The strategy may be a much needed tool in the fight to combat cyber violence against girls and women. (Photo: iStock)
As incidents of cyber violence against women keep rising around the world, the Canadian government has announced that it would look at confronting the issue head on.
Patty A. Hajdu, the federal status of women minister is determined to tackle cyber violence against women in upcoming federal strategy consultations, which will start either in the fall or early next year.
Hajdu says a strong strategy to deal with “horrific” cyber violence directed against women is necessary, because the policies and laws we have now just don’t cut it. She told CBC News that the strategy “will be stronger than one complaint or one lawsuit.

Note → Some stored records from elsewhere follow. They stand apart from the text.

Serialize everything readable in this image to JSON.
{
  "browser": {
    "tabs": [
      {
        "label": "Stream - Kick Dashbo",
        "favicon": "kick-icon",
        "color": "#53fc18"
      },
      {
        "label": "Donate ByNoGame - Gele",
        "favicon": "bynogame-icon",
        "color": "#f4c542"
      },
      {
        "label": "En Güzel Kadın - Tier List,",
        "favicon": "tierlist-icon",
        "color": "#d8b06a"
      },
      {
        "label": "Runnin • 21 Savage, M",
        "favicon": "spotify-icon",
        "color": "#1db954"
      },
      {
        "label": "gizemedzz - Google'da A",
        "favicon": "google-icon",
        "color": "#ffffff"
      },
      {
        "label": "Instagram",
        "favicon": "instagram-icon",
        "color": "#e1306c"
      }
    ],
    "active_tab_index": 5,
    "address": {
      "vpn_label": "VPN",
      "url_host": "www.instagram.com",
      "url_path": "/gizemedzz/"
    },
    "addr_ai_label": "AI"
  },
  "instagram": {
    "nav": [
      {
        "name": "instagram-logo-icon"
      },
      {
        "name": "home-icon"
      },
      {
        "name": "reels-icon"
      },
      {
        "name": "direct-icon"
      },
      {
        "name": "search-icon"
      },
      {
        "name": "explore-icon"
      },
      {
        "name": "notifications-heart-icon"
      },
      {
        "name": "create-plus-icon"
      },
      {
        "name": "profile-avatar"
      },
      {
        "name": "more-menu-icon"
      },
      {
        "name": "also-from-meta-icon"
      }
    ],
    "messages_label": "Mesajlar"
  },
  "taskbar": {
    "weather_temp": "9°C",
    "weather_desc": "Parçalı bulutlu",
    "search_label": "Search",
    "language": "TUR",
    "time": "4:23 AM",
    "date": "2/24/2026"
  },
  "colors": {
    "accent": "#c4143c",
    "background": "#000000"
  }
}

It will be the federal government of Canada saying we need to take these actions.”
Not only is Hajdu looking at developing tactics to deal with cyber violence but she is also looking at strengthening laws addressing cyber violence.
The strategy may be a much needed tool in the fight to combat cyber violence against girls and women, as it seems the law is at times helpless to help women affected by online harassment.
Just this year, a Toronto man accused of harassing two feminist activists online was acquitted, because although there was a good number of harassing online tweets he posted against the women, it simply wasn’t enough to convict him.
A particular area of cyber violence that is of concern is cyberstalking, as a 2014 Pew Research Center poll found that “young women are particularly vulnerable to sexual harassment and stalking” and that social media is the “most common scene” for this type of harassment.
Cyberstalking is broadly defined as referring to activities such as direct harassing communication through e-mail or text messaging, internet harassment and unauthorized use, control and interference with the victim’s computer.
Cyberstalking behaviour includes:
- Getting information about the victim which includes private information;
- Tracking the victim through GPS software;
- Trying to destroy the victim’s reputation; and
- Sending viruses to the victim’s computer.
Victims are encouraged to stop contact with their stalkers after sending a written message, collect all evidence in either physical or electronic form, and contact the police if the person doesn’t stop the harassment.